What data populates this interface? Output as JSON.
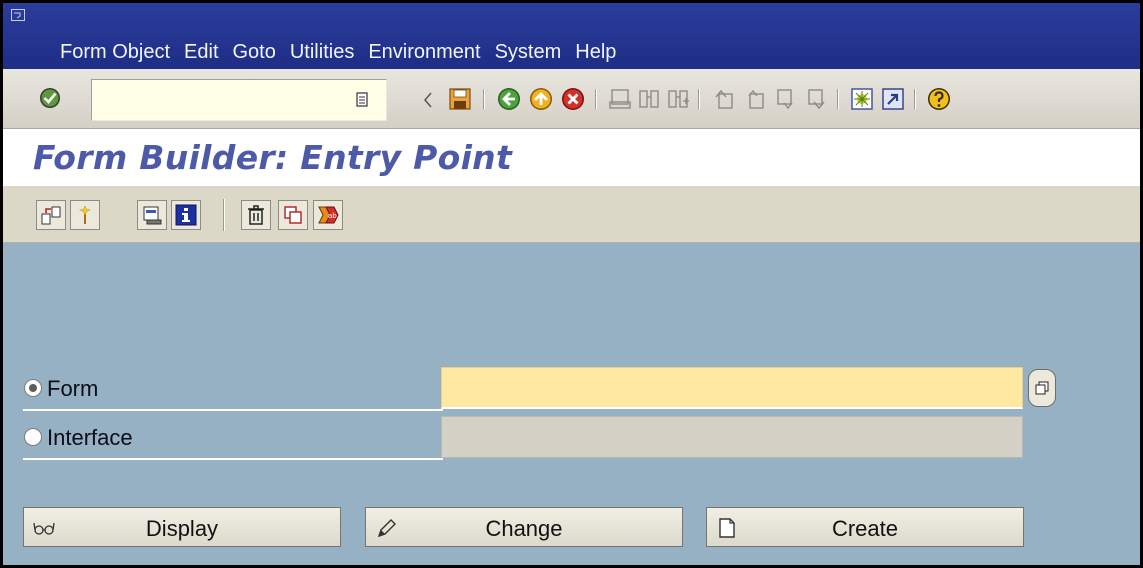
{
  "menu": {
    "items": [
      "Form Object",
      "Edit",
      "Goto",
      "Utilities",
      "Environment",
      "System",
      "Help"
    ]
  },
  "command_field": {
    "value": ""
  },
  "title": {
    "text": "Form Builder: Entry Point"
  },
  "form_selection": {
    "options": [
      {
        "label": "Form",
        "selected": true,
        "value": ""
      },
      {
        "label": "Interface",
        "selected": false,
        "value": ""
      }
    ]
  },
  "actions": {
    "display_label": "Display",
    "change_label": "Change",
    "create_label": "Create"
  },
  "colors": {
    "menubar": "#24348f",
    "title_text": "#4c5aa8",
    "content_bg": "#95b1c3",
    "required_field": "#fde9a2"
  }
}
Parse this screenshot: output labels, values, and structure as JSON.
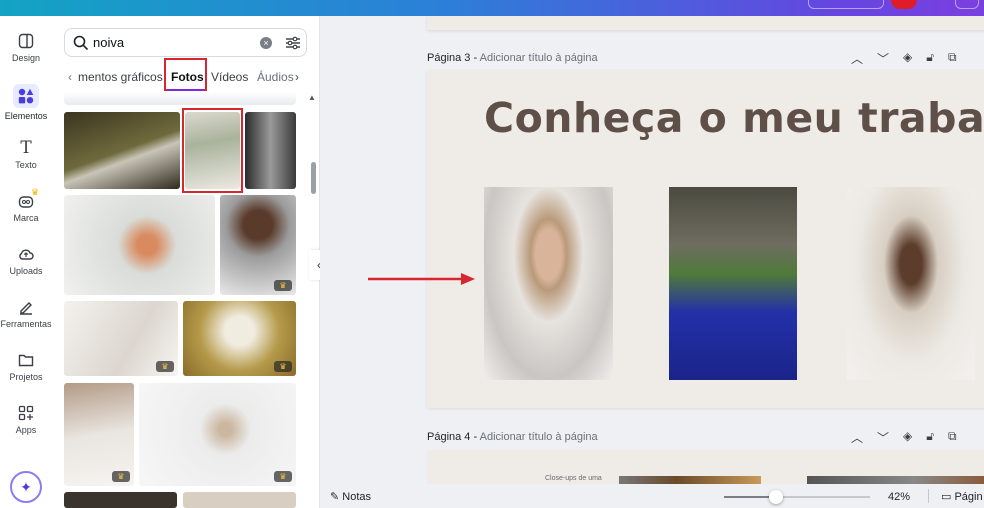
{
  "rail": {
    "items": [
      {
        "label": "Design"
      },
      {
        "label": "Elementos"
      },
      {
        "label": "Texto"
      },
      {
        "label": "Marca"
      },
      {
        "label": "Uploads"
      },
      {
        "label": "Ferramentas"
      },
      {
        "label": "Projetos"
      },
      {
        "label": "Apps"
      }
    ]
  },
  "panel": {
    "search_value": "noiva",
    "tabs": [
      "mentos gráficos",
      "Fotos",
      "Vídeos",
      "Áudios"
    ]
  },
  "canvas": {
    "page3": {
      "label": "Página 3",
      "sep": " - ",
      "subtitle": "Adicionar título à página",
      "title": "Conheça o meu trabalho"
    },
    "page4": {
      "label": "Página 4",
      "sep": " - ",
      "subtitle": "Adicionar título à página",
      "caption": "Close-ups de uma"
    }
  },
  "bottom": {
    "notes": "Notas",
    "zoom": "42%",
    "pages": "Págin",
    "zoom_level": 42
  },
  "colors": {
    "highlight": "#d7262f",
    "title": "#5f4f49",
    "page_bg": "#efebe6"
  }
}
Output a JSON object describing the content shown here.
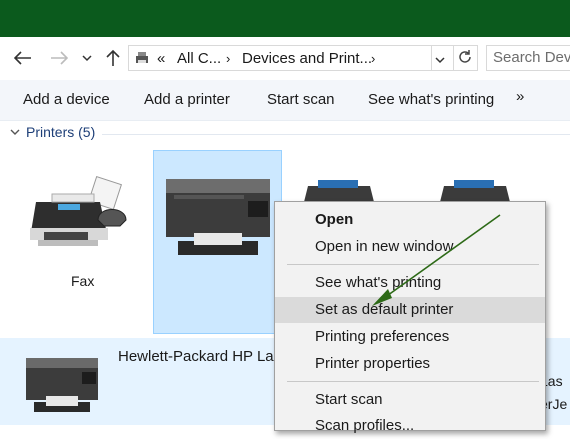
{
  "address": {
    "overflow": "«",
    "crumbs": [
      "All C...",
      "Devices and Print..."
    ]
  },
  "search": {
    "placeholder": "Search Devi"
  },
  "toolbar": {
    "add_device": "Add a device",
    "add_printer": "Add a printer",
    "start_scan": "Start scan",
    "see_printing": "See what's printing",
    "more": "»"
  },
  "group": {
    "label": "Printers (5)"
  },
  "devices": [
    {
      "label": "Fax"
    }
  ],
  "list": {
    "name": "Hewlett-Packard HP La",
    "clipped_1": "Las",
    "clipped_2": "erJe"
  },
  "context_menu": {
    "items": [
      "Open",
      "Open in new window",
      "See what's printing",
      "Set as default printer",
      "Printing preferences",
      "Printer properties",
      "Start scan",
      "Scan profiles..."
    ]
  },
  "colors": {
    "titlebar": "#0b5a1d",
    "selection": "#cce8ff",
    "annotation_arrow": "#2d6a17"
  }
}
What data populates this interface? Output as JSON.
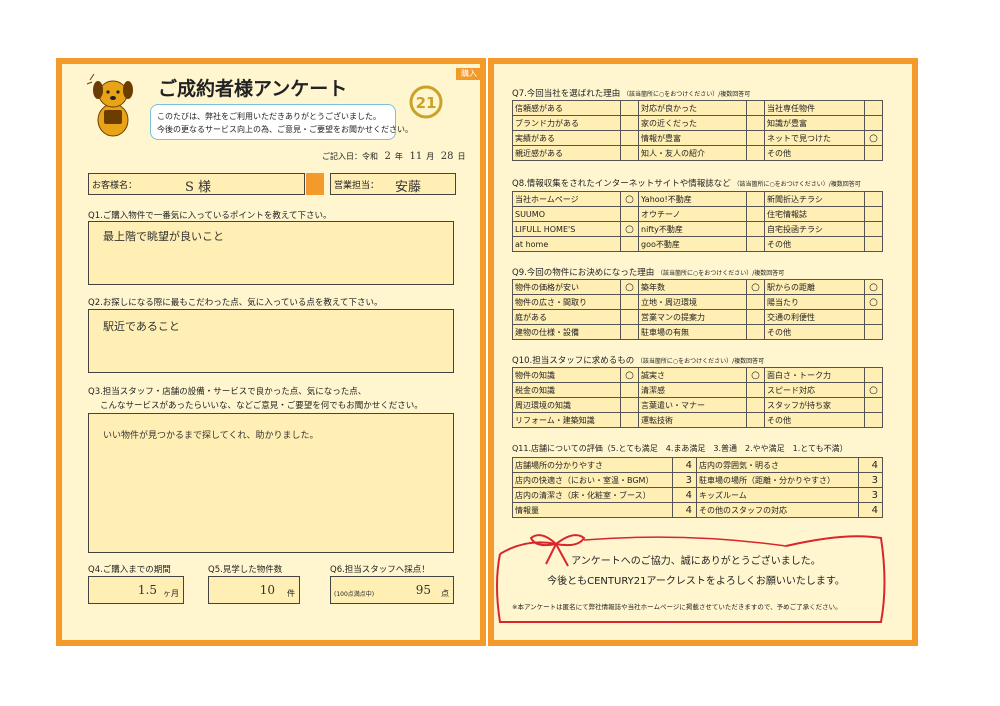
{
  "left": {
    "tag": "購入",
    "title": "ご成約者様アンケート",
    "intro1": "このたびは、弊社をご利用いただきありがとうございました。",
    "intro2": "今後の更なるサービス向上の為、ご意見・ご要望をお聞かせください。",
    "date_prefix": "ご記入日：令和",
    "date_year": "2",
    "date_year_unit": "年",
    "date_month": "11",
    "date_month_unit": "月",
    "date_day": "28",
    "date_day_unit": "日",
    "customer_label": "お客様名：",
    "customer_value": "S 様",
    "staff_label": "営業担当：",
    "staff_value": "安藤",
    "q1": "Q1.ご購入物件で一番気に入っているポイントを教えて下さい。",
    "a1": "最上階で眺望が良いこと",
    "q2": "Q2.お探しになる際に最もこだわった点、気に入っている点を教えて下さい。",
    "a2": "駅近であること",
    "q3_line1": "Q3.担当スタッフ・店舗の設備・サービスで良かった点、気になった点、",
    "q3_line2": "こんなサービスがあったらいいな、などご意見・ご要望を何でもお聞かせください。",
    "a3": "いい物件が見つかるまで探してくれ、助かりました。",
    "q4": "Q4.ご購入までの期間",
    "a4_value": "1.5",
    "a4_unit": "ヶ月",
    "q5": "Q5.見学した物件数",
    "a5_value": "10",
    "a5_unit": "件",
    "q6": "Q6.担当スタッフへ採点！",
    "a6_note": "(100点満点中)",
    "a6_value": "95",
    "a6_unit": "点"
  },
  "right": {
    "q7": "Q7.今回当社を選ばれた理由",
    "q7_note": "（該当箇所に○をおつけください）/複数回答可",
    "q7_rows": [
      [
        "信頼感がある",
        "",
        "対応が良かった",
        "",
        "当社専任物件",
        ""
      ],
      [
        "ブランド力がある",
        "",
        "家の近くだった",
        "",
        "知識が豊富",
        ""
      ],
      [
        "実績がある",
        "",
        "情報が豊富",
        "",
        "ネットで見つけた",
        "○"
      ],
      [
        "親近感がある",
        "",
        "知人・友人の紹介",
        "",
        "その他",
        ""
      ]
    ],
    "q8": "Q8.情報収集をされたインターネットサイトや情報誌など",
    "q8_note": "（該当箇所に○をおつけください）/複数回答可",
    "q8_rows": [
      [
        "当社ホームページ",
        "○",
        "Yahoo!不動産",
        "",
        "新聞折込チラシ",
        ""
      ],
      [
        "SUUMO",
        "",
        "オウチーノ",
        "",
        "住宅情報誌",
        ""
      ],
      [
        "LIFULL HOME'S",
        "○",
        "nifty不動産",
        "",
        "自宅投函チラシ",
        ""
      ],
      [
        "at home",
        "",
        "goo不動産",
        "",
        "その他",
        ""
      ]
    ],
    "q9": "Q9.今回の物件にお決めになった理由",
    "q9_note": "（該当箇所に○をおつけください）/複数回答可",
    "q9_rows": [
      [
        "物件の価格が安い",
        "○",
        "築年数",
        "○",
        "駅からの距離",
        "○"
      ],
      [
        "物件の広さ・間取り",
        "",
        "立地・周辺環境",
        "",
        "陽当たり",
        "○"
      ],
      [
        "庭がある",
        "",
        "営業マンの提案力",
        "",
        "交通の利便性",
        ""
      ],
      [
        "建物の仕様・設備",
        "",
        "駐車場の有無",
        "",
        "その他",
        ""
      ]
    ],
    "q10": "Q10.担当スタッフに求めるもの",
    "q10_note": "（該当箇所に○をおつけください）/複数回答可",
    "q10_rows": [
      [
        "物件の知識",
        "○",
        "誠実さ",
        "○",
        "面白さ・トーク力",
        ""
      ],
      [
        "税金の知識",
        "",
        "清潔感",
        "",
        "スピード対応",
        "○"
      ],
      [
        "周辺環境の知識",
        "",
        "言葉遣い・マナー",
        "",
        "スタッフが持ち家",
        ""
      ],
      [
        "リフォーム・建築知識",
        "",
        "運転技術",
        "",
        "その他",
        ""
      ]
    ],
    "q11": "Q11.店舗についての評価（5.とても満足　4.まあ満足　3.普通　2.やや満足　1.とても不満）",
    "q11_rows": [
      [
        "店舗場所の分かりやすさ",
        "4",
        "店内の雰囲気・明るさ",
        "4"
      ],
      [
        "店内の快適さ（におい・室温・BGM）",
        "3",
        "駐車場の場所（距離・分かりやすさ）",
        "3"
      ],
      [
        "店内の清潔さ（床・化粧室・ブース）",
        "4",
        "キッズルーム",
        "3"
      ],
      [
        "情報量",
        "4",
        "その他のスタッフの対応",
        "4"
      ]
    ],
    "thanks1": "アンケートへのご協力、誠にありがとうございました。",
    "thanks2": "今後ともCENTURY21アークレストをよろしくお願いいたします。",
    "footnote": "※本アンケートは匿名にて弊社情報誌や当社ホームページに掲載させていただきますので、予めご了承ください。"
  },
  "colors": {
    "frame": "#f49a2a",
    "paper": "#fff6cf",
    "field": "#ffefb5",
    "ribbon": "#d9252c",
    "accent": "#e8a317"
  },
  "icons": {
    "mascot": "dog-mascot-icon",
    "logo": "century21-logo-icon"
  }
}
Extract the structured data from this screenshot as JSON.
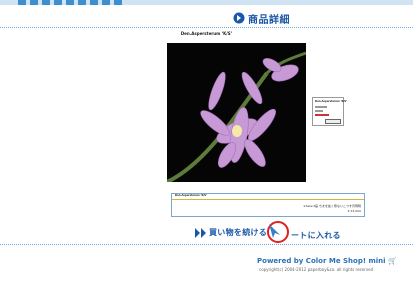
{
  "header": {
    "title": "商品詳細"
  },
  "product": {
    "name": "Den.Aspersterum ‘K/S’",
    "description": "※Select画 ちまを拡く際ないこつす月現時",
    "price": "¥ 23,000"
  },
  "actions": {
    "continue_label": "買い物を続ける",
    "cart_label": "ートに入れる"
  },
  "footer": {
    "powered": "Powered by Color Me Shop! mini",
    "copyright": "copyright(c) 2004-2012 paperboy&co. all rights reserved"
  },
  "colors": {
    "accent": "#1b57a8",
    "border": "#7da7cc"
  }
}
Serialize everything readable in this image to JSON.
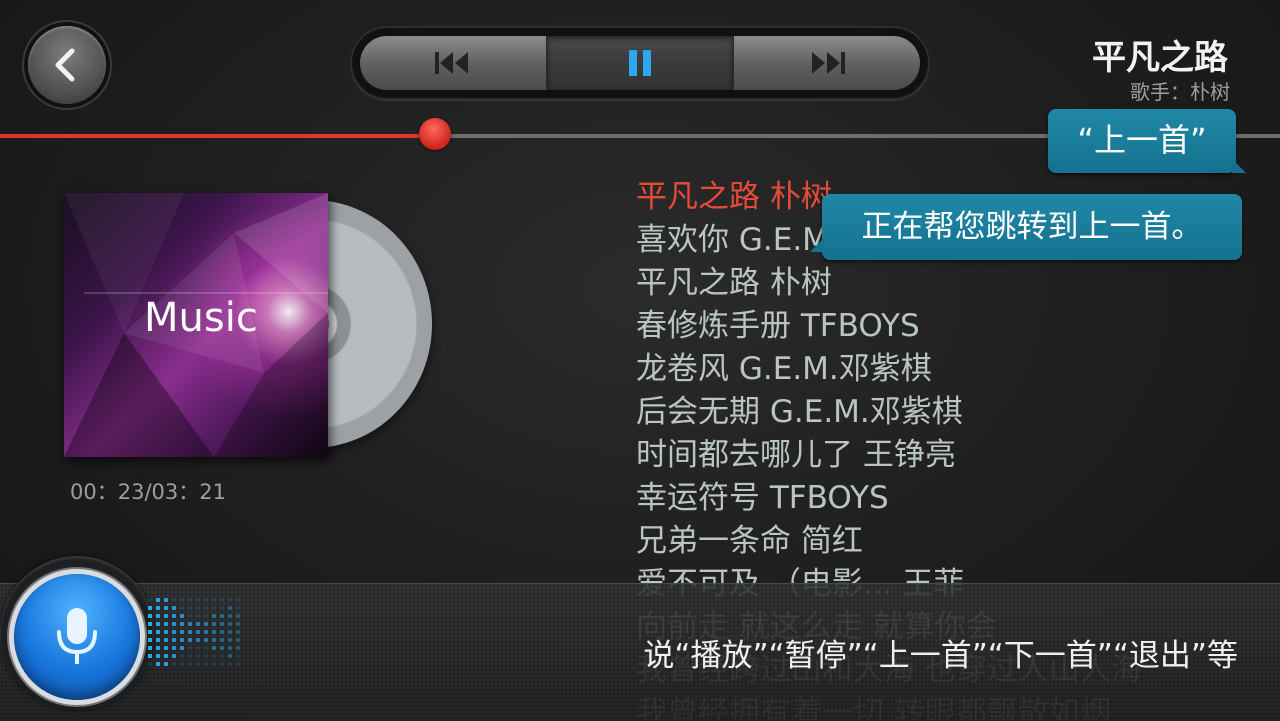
{
  "header": {
    "back_icon": "chevron-left-icon",
    "controls": [
      {
        "name": "previous",
        "icon": "skip-previous-icon"
      },
      {
        "name": "pause",
        "icon": "pause-icon",
        "accent": "#2aa9f0"
      },
      {
        "name": "next",
        "icon": "skip-next-icon"
      }
    ]
  },
  "now_playing": {
    "title": "平凡之路",
    "artist": "歌手：朴树",
    "progress": 0.34,
    "progress_color": "#e1352d"
  },
  "album": {
    "cover_label": "Music",
    "time": "00：23/03：21"
  },
  "playlist": [
    {
      "text": "平凡之路   朴树",
      "current": true
    },
    {
      "text": "喜欢你 G.E.M.邓紫棋"
    },
    {
      "text": "平凡之路 朴树"
    },
    {
      "text": "春修炼手册 TFBOYS"
    },
    {
      "text": "龙卷风 G.E.M.邓紫棋"
    },
    {
      "text": "后会无期 G.E.M.邓紫棋"
    },
    {
      "text": "时间都去哪儿了 王铮亮"
    },
    {
      "text": "幸运符号 TFBOYS"
    },
    {
      "text": "兄弟一条命 简红"
    },
    {
      "text": "爱不可及 （电影... 王菲"
    },
    {
      "text": "向前走 就这么走 就算你会"
    },
    {
      "text": "我曾经跨过山和大海 也穿过人山人海"
    },
    {
      "text": "我曾经拥有着一切 转眼都飘散如烟"
    }
  ],
  "bubbles": {
    "command": "“上一首”",
    "response": "正在帮您跳转到上一首。",
    "color": "#1a7e9c"
  },
  "voice": {
    "mic_icon": "microphone-icon",
    "hint": "说“播放”“暂停”“上一首”“下一首”“退出”等",
    "accent": "#2aa9f0"
  }
}
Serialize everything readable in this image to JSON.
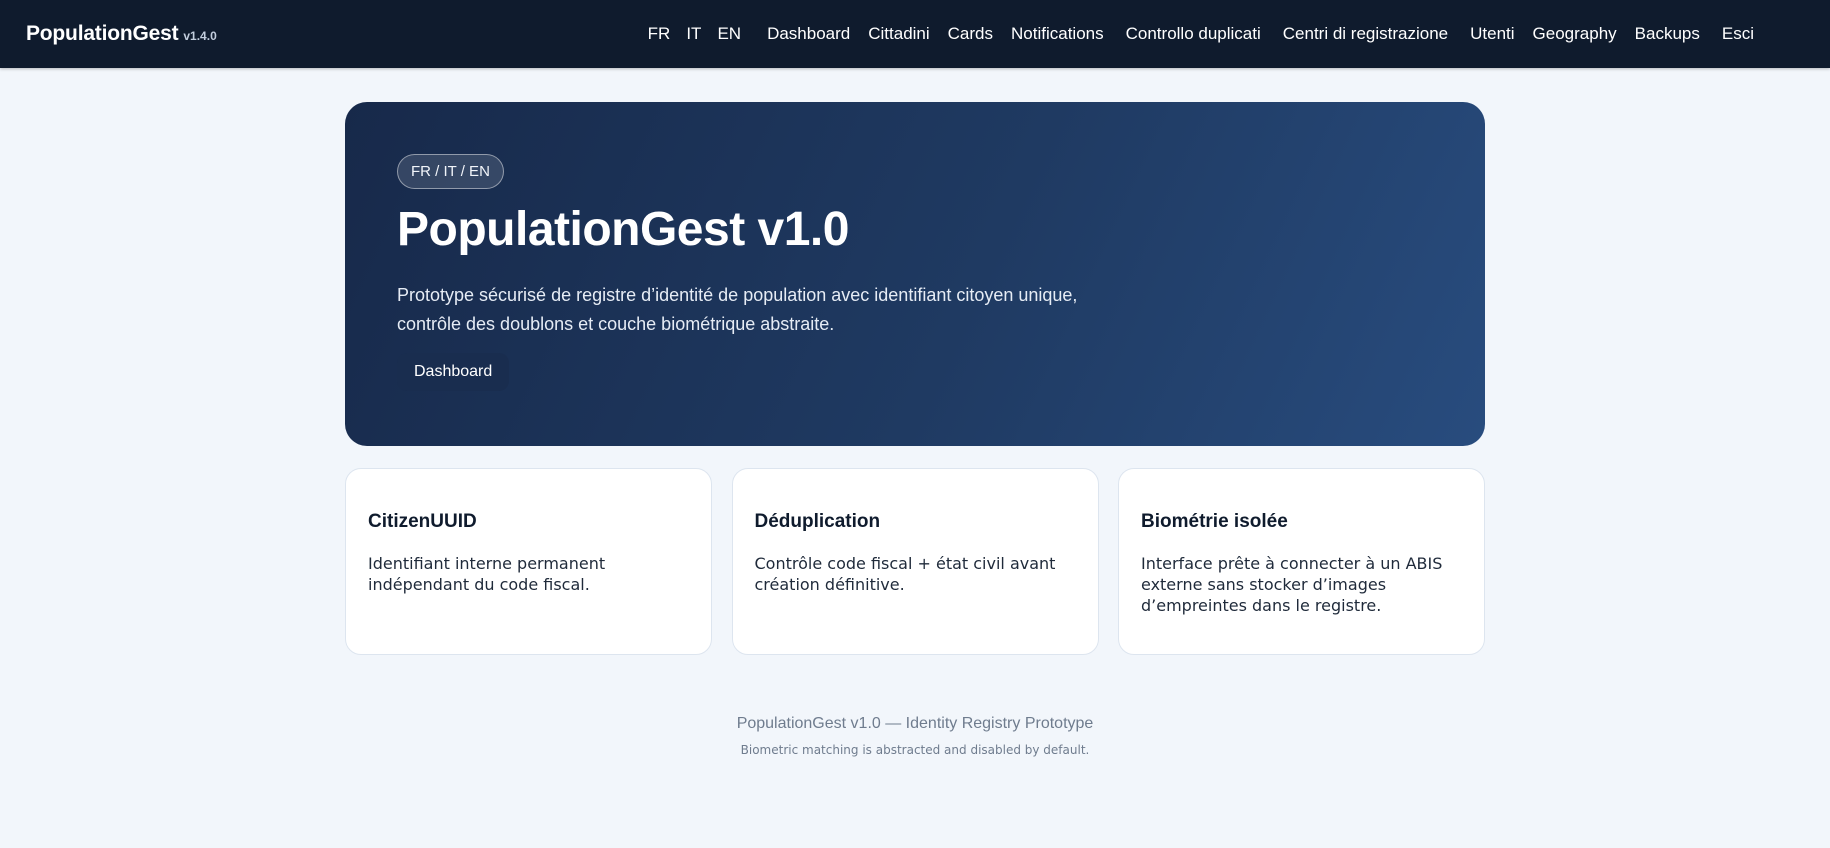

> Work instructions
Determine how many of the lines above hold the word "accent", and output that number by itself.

> Task solution
4